Results: The analysis indicates that relatively disadvantaged young adults, such as those with low education or parents with low education, tend to delay childbirth in response to high local unemployment rates but are less likely than the more advantaged to defer childbearing when facing their own unemployment.

Bibliography Citation
Yu, Wei-hsin and Shengwei Sun. "Fertility Responses to Individual and Contextual Unemployment: Differences by Socioeconomic Background." Demographic Research 39 (25 October 2018): 927-962.
4. Yu, Wei-hsin
Sun, Shengwei
Race-Ethnicity, Class, and Unemployment Dynamics: Do Macroeconomic Shifts Alter Existing Disadvantages?
Research in Social Stratification and Mobility 63 (October 2019): DOI: 10.1016/j.rssm.2019.100422.
Also: https://www.sciencedirect.com/science/article/pii/S0276562418301999
Cohort(s): NLSY97
Publisher: Elsevier
Keyword(s): Ethnic Differences; Geocoded Data; Local Area Unemployment; Racial Differences; Socioeconomic Status (SES); Unemployment Rate; Unemployment Rate, Regional

Research indicates that individuals of different races, ethnic backgrounds, and class origins differ in their unemployment rates. We know less, however, about whether these differences result from the differing groups' unequal hazards of entering or exiting unemployment and even less about how economic fluctuations moderate the ethnoracial and class-origin gaps in the long-term risks of transitioning into and out of unemployment. Using Rounds 1–17 of the National Longitudinal Survey of Youth 1997 and event history models, we show that non-Hispanic blacks become more similar to non-Hispanic whites in their paces of entering unemployment as their local unemployment rate rises, perhaps because jobs largely closed to the former are eliminated in a greater proportion during recessions. Nonetheless, blacks’ relatively slow pace of transitioning from unemployment to having a job decelerates further with economic downturns. By contrast, Hispanics' paces of entering and exiting unemployment relative to non-Hispanic whites hardly change with local unemployment rates, despite unemployed Hispanics’ slower rate of transitioning to having a job. With respect to class origin, we find that the advantages in both unemployment entry and recovery of young men with relatively educated parents diminish with economic deterioration.
Bibliography Citation
Yu, Wei-hsin and Shengwei Sun. "Race-Ethnicity, Class, and Unemployment Dynamics: Do Macroeconomic Shifts Alter Existing Disadvantages?" Research in Social Stratification and Mobility 63 (October 2019): DOI: 10.1016/j.rssm.2019.100422.
5. Yu, Wei-hsin
Sun, Shengwei
Unemployment and Childbearing: Whose Unemployment Matters and to Whom Does It Matter?
Presented: Denver CO, Population Association of America Annual Meeting, April 2018
Cohort(s): NLSY97
Publisher: Population Association of America
Keyword(s): Childbearing; Fertility; Geocoded Data; Unemployment; Unemployment Rate, Regional
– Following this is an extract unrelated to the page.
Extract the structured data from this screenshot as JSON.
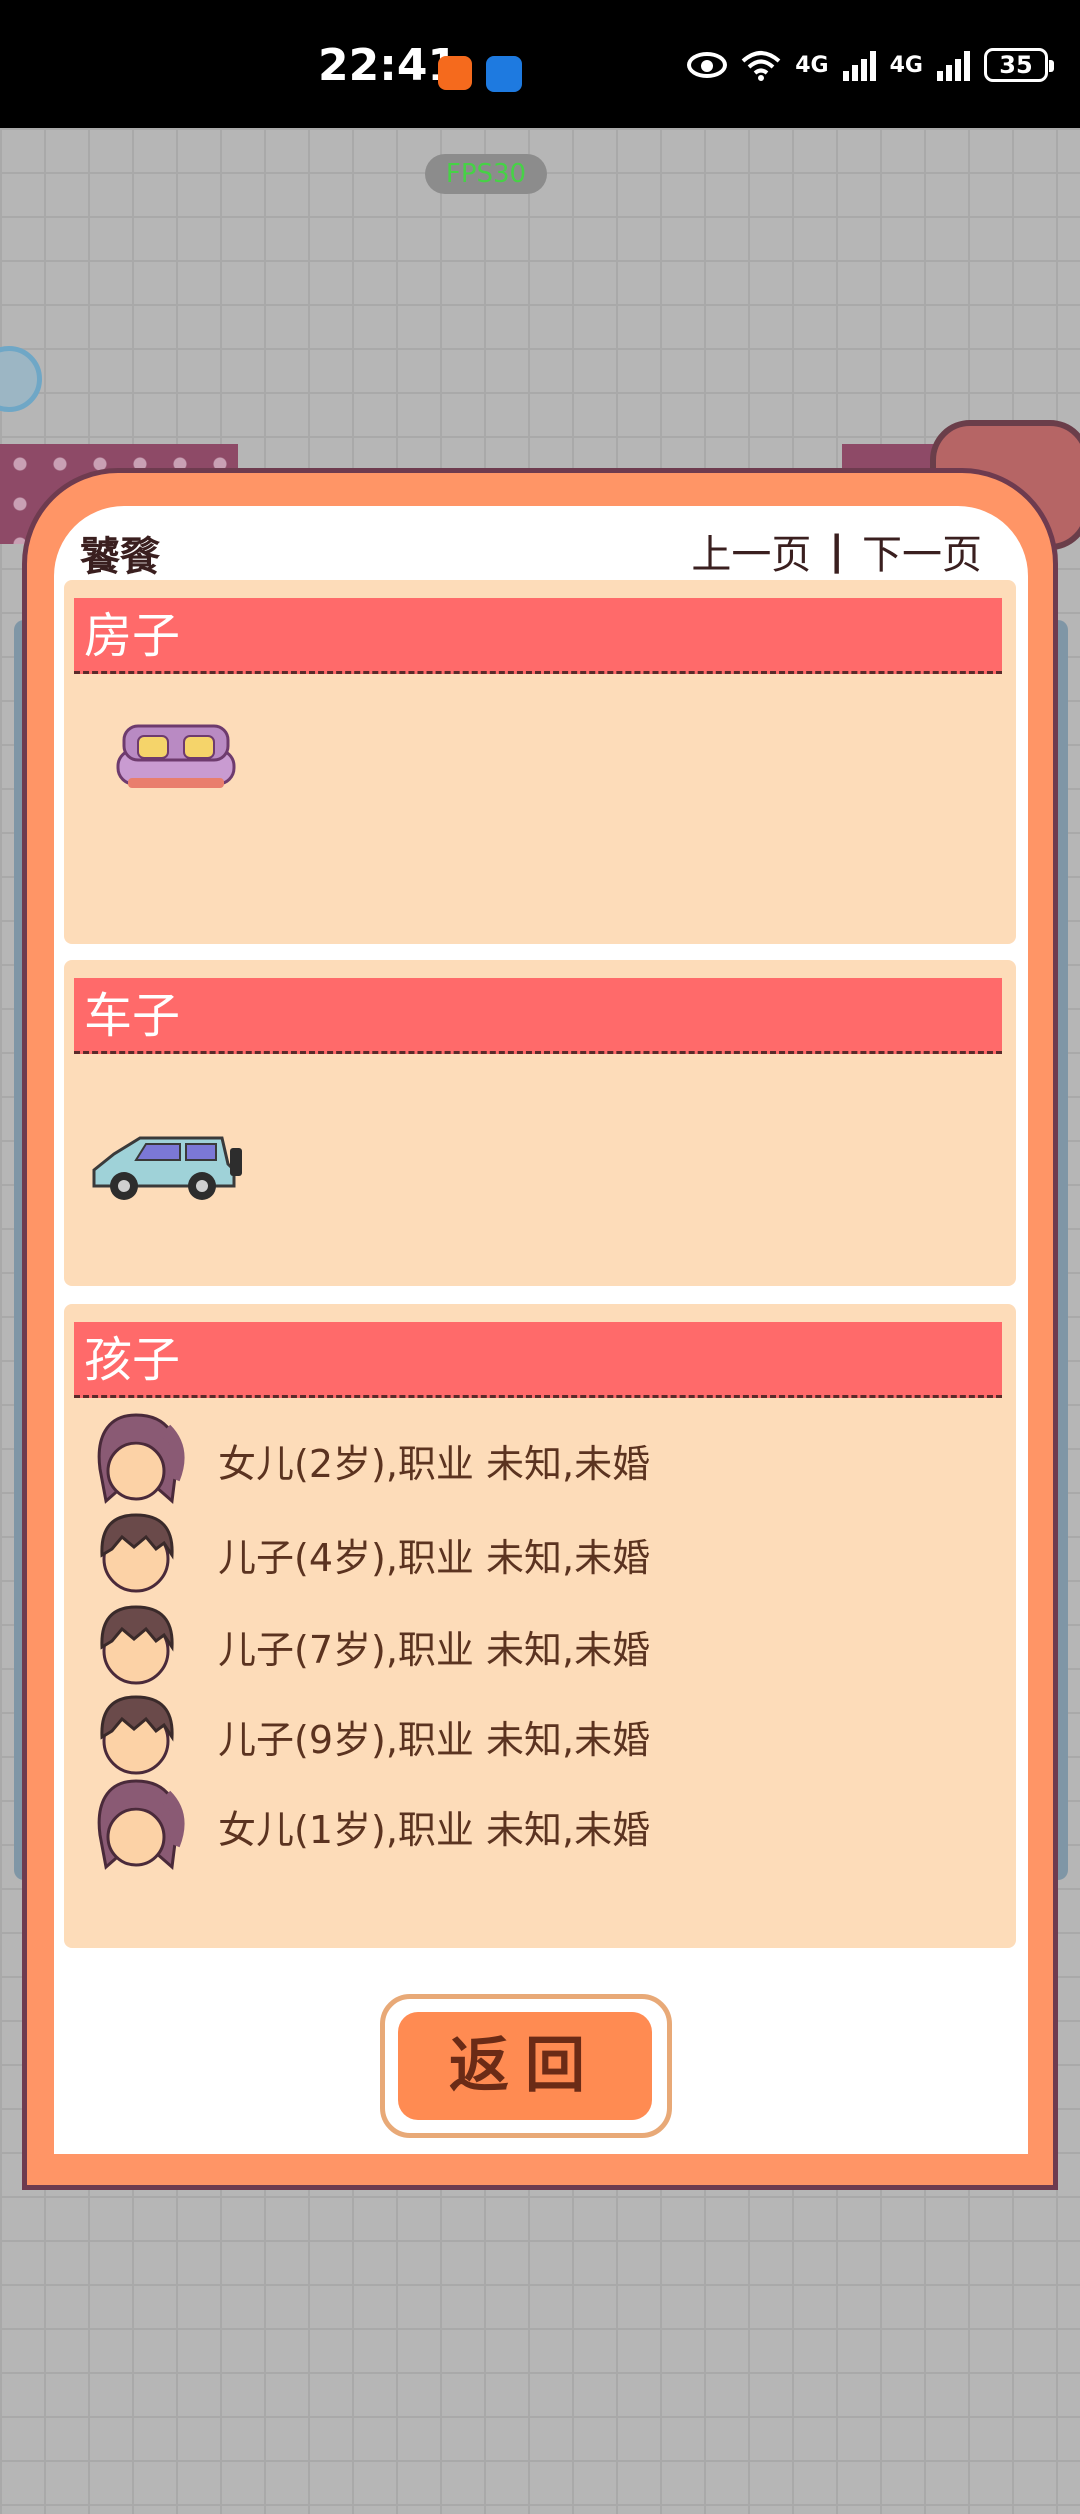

Permission to reprint the abstract has not been received from the publisher.

Few studies distinguish the effects of individuals' own unemployment and their surroundings' unemployment levels on their fertility, and even fewer examine how different social groups may react to individual- and aggregate-level unemployment differently. Using data from the NLSY97 and an improved measure of local unemployment rates, we investigate how men's and women's paces of childbearing correspond to their own unemployment status and unemployment incidents around them. The analysis indicates that individuals, especially women, with more labor market disadvantages, such as having low education or parents with low education, tend to delay childbirths in response to high local unemployment rates, but they are less likely than the more advantaged to deter childbearing when facing their own unemployment. We argue that these differences reflect the fact that the disadvantaged tend to suffer more from unemployment in times of economic turmoil, while having lower prospects of economic improvement once having become unemployed.
Bibliography Citation
Yu, Wei-hsin and Shengwei Sun. "Unemployment and Childbearing: Whose Unemployment Matters and to Whom Does It Matter?" Presented: Denver CO, Population Association of America Annual Meeting, April 2018.